First Slate’s Jack Shafer dropped this aggressive piece of media-criticism on Bill Moyers, calling into question the liberal lion’s role in exposing gays in Lyndon Johnson’s administration. Then, clearly smelling blood, Shafer followed up with this uppercut.
Both of Uncle Jack’s column’s deal with Moyers’ time as LBJ’s chief of staff and press secretary and his apparent task of ferreting out homosexuals in the administration.

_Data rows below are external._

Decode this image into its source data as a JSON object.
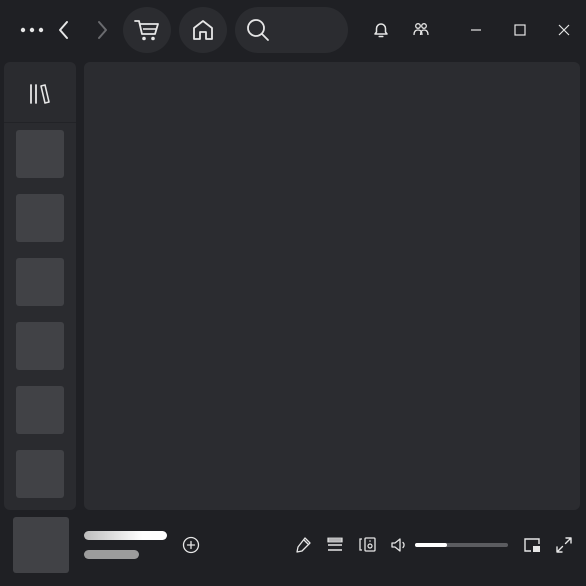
{
  "window": {
    "menu_icon": "more-horizontal-icon",
    "minimize_icon": "minimize-icon",
    "maximize_icon": "maximize-icon",
    "close_icon": "close-icon"
  },
  "topbar": {
    "back_icon": "chevron-left-icon",
    "forward_icon": "chevron-right-icon",
    "forward_enabled": false,
    "shop_icon": "cart-icon",
    "home_icon": "home-icon",
    "search_icon": "search-icon",
    "search_value": "",
    "notifications_icon": "bell-icon",
    "friends_icon": "people-icon"
  },
  "sidebar": {
    "library_icon": "library-icon",
    "items": [
      {
        "kind": "placeholder"
      },
      {
        "kind": "placeholder"
      },
      {
        "kind": "placeholder"
      },
      {
        "kind": "placeholder"
      },
      {
        "kind": "placeholder"
      },
      {
        "kind": "placeholder"
      }
    ]
  },
  "player": {
    "add_icon": "add-circle-icon",
    "lyrics_icon": "microphone-icon",
    "queue_icon": "queue-icon",
    "devices_icon": "connect-device-icon",
    "volume_icon": "volume-icon",
    "volume_level": 0.34,
    "miniplayer_icon": "miniplayer-icon",
    "fullscreen_icon": "fullscreen-icon"
  },
  "colors": {
    "background": "#1f2024",
    "panel": "#2b2c30",
    "tile": "#414246",
    "icon": "#d8d8d8"
  }
}
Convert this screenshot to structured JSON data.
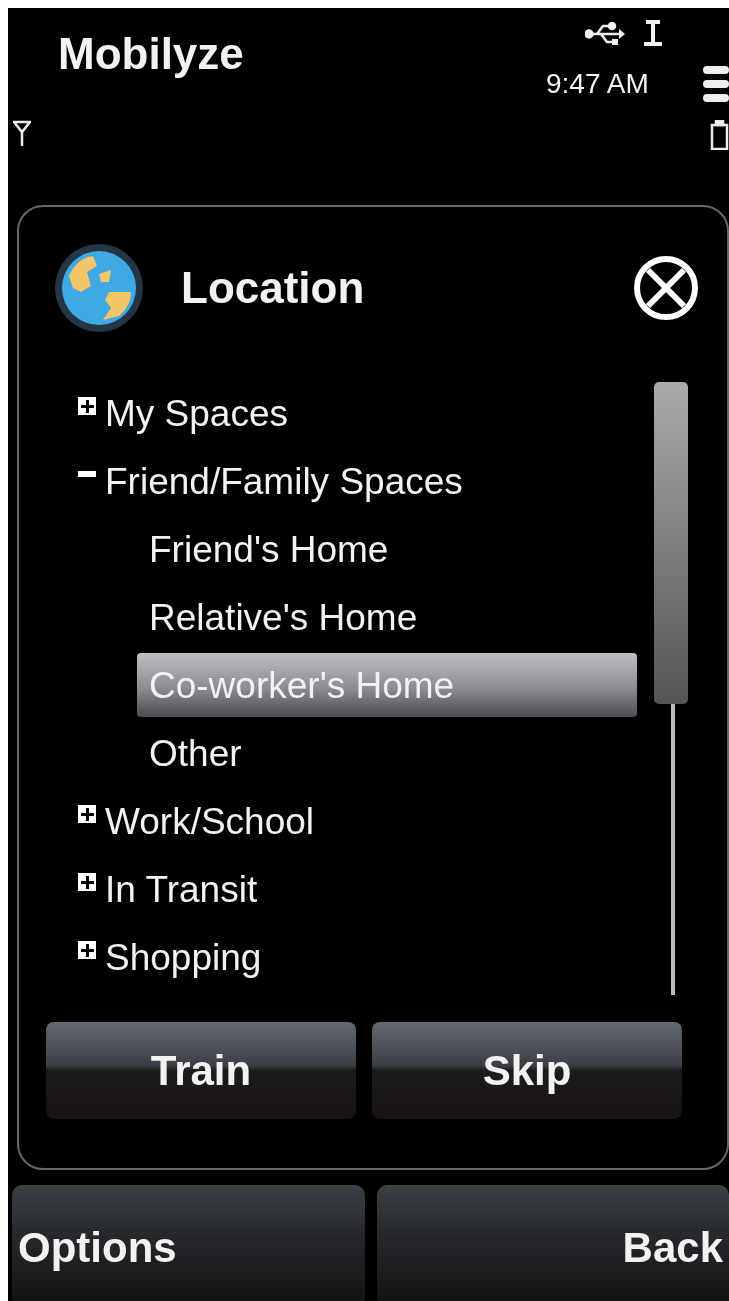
{
  "app_title": "Mobilyze",
  "status_bar": {
    "time": "9:47 AM"
  },
  "dialog": {
    "title": "Location",
    "tree": [
      {
        "label": "My Spaces",
        "expanded": false
      },
      {
        "label": "Friend/Family Spaces",
        "expanded": true,
        "children": [
          {
            "label": "Friend's Home",
            "selected": false
          },
          {
            "label": "Relative's Home",
            "selected": false
          },
          {
            "label": "Co-worker's Home",
            "selected": true
          },
          {
            "label": "Other",
            "selected": false
          }
        ]
      },
      {
        "label": "Work/School",
        "expanded": false
      },
      {
        "label": "In Transit",
        "expanded": false
      },
      {
        "label": "Shopping",
        "expanded": false
      }
    ],
    "buttons": [
      "Train",
      "Skip"
    ]
  },
  "softkeys": {
    "left": "Options",
    "right": "Back"
  }
}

The Washington Post reported this story over the weekend, and Moyers gave a mild non-denial-denial that he may-might-maybe-sort-of recalls the time, but that it was probably at everyone’s favorite villain, J. Edgar Hoover’s request.
“To fully refresh Moyers’ memory, I direct his attention to a 2005 Journal op-ed by Laurence H. Silberman (cited in a Saturday Wall Street Journal editorial). Silberman, who was acting attorney general in 1975, read Hoover’s secret files before testifying before Congress. He writes:
… Bill Moyers, was tasked to direct Hoover to do an investigation of Goldwater’s staff to find similar evidence of homosexual activity. Mr. Moyers’ memo to the FBI was in one of the files.
When the press reported this, I received a call in my office from Mr. Moyers. Several of my assistants were with me. He was outraged; he claimed that this was another example of the Bureau salting its files with phony CIA memos. I was taken aback. I offered to conduct an investigation, which if his contention was correct, would lead me to publicly exonerate him. There was a pause on the line and then he said, “I was very young. How will I explain this to my children?”
How will Moyers explain it to his children? By setting aside a chapter in his big, forthcoming Lyndon Johnson book.”
I don’t dislike Moyers, and while Shafer clearly revels in his role as the fourth estate’s bona fide watch dog, I think Shafer is pretty spot on with this (despite his own tolerable smugness). I respect that people’s opinions change over a lifetime, but that’s not what Moyers told the Post. He said he was only following orders. Not true. As for Shafer, he may not be the most likeable guy with access to a Lexis-Nexis account, but he’s absolutely necessary.